PROBLEM DETAILS: Tally every line of the material that includes "amount", then give the tally and nothing else.

THE RECORDS:
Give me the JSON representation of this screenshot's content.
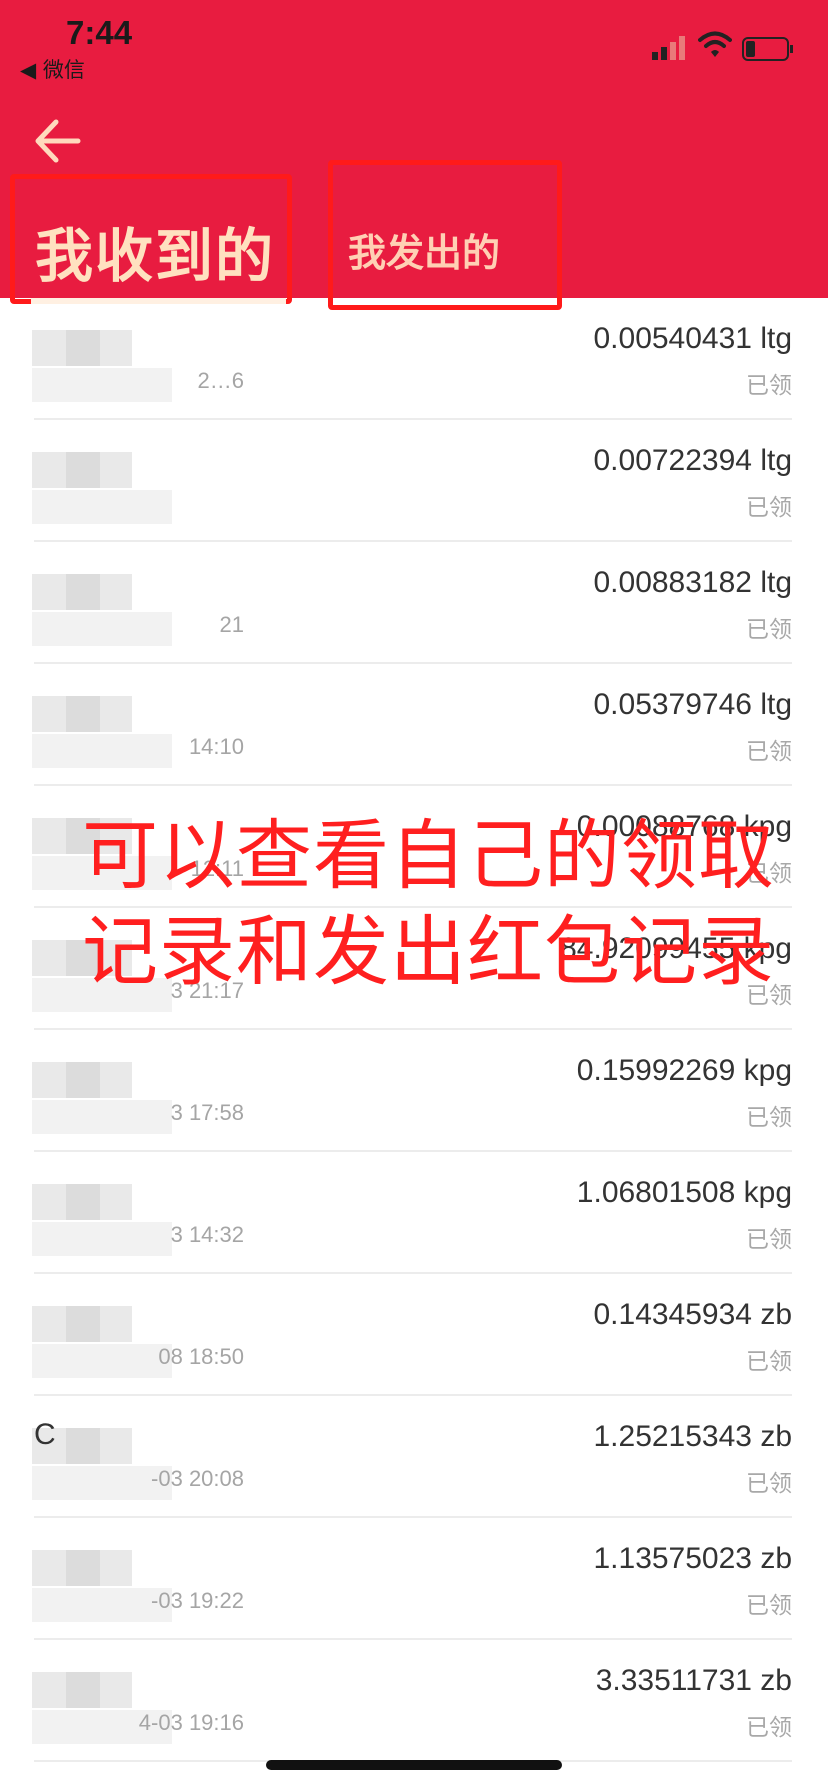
{
  "status_bar": {
    "time": "7:44",
    "back_app": "◀ 微信"
  },
  "tabs": {
    "received": "我收到的",
    "sent": "我发出的"
  },
  "overlay_note": "可以查看自己的领取记录和发出红包记录",
  "records": [
    {
      "lead": "",
      "time": "2…6",
      "amount": "0.00540431 ltg",
      "status": "已领"
    },
    {
      "lead": "",
      "time": "",
      "amount": "0.00722394 ltg",
      "status": "已领"
    },
    {
      "lead": "",
      "time": "21",
      "amount": "0.00883182 ltg",
      "status": "已领"
    },
    {
      "lead": "",
      "time": "14:10",
      "amount": "0.05379746 ltg",
      "status": "已领"
    },
    {
      "lead": "",
      "time": "12:11",
      "amount": "0.00088768 kpg",
      "status": "已领"
    },
    {
      "lead": "",
      "time": "3 21:17",
      "amount": "84.92099455 kpg",
      "status": "已领"
    },
    {
      "lead": "",
      "time": "3 17:58",
      "amount": "0.15992269 kpg",
      "status": "已领"
    },
    {
      "lead": "",
      "time": "3 14:32",
      "amount": "1.06801508 kpg",
      "status": "已领"
    },
    {
      "lead": "",
      "time": "08 18:50",
      "amount": "0.14345934 zb",
      "status": "已领"
    },
    {
      "lead": "C",
      "time": "-03 20:08",
      "amount": "1.25215343 zb",
      "status": "已领"
    },
    {
      "lead": "",
      "time": "-03 19:22",
      "amount": "1.13575023 zb",
      "status": "已领"
    },
    {
      "lead": "",
      "time": "4-03 19:16",
      "amount": "3.33511731 zb",
      "status": "已领"
    }
  ],
  "colors": {
    "header": "#e81c40",
    "annotation": "#ff1f1f",
    "tab_text": "#ffe1c0"
  },
  "icons": {
    "back": "arrow-left-icon",
    "signal": "cellular-signal-icon",
    "wifi": "wifi-icon",
    "battery": "battery-icon"
  }
}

RESPONSE BELOW: 12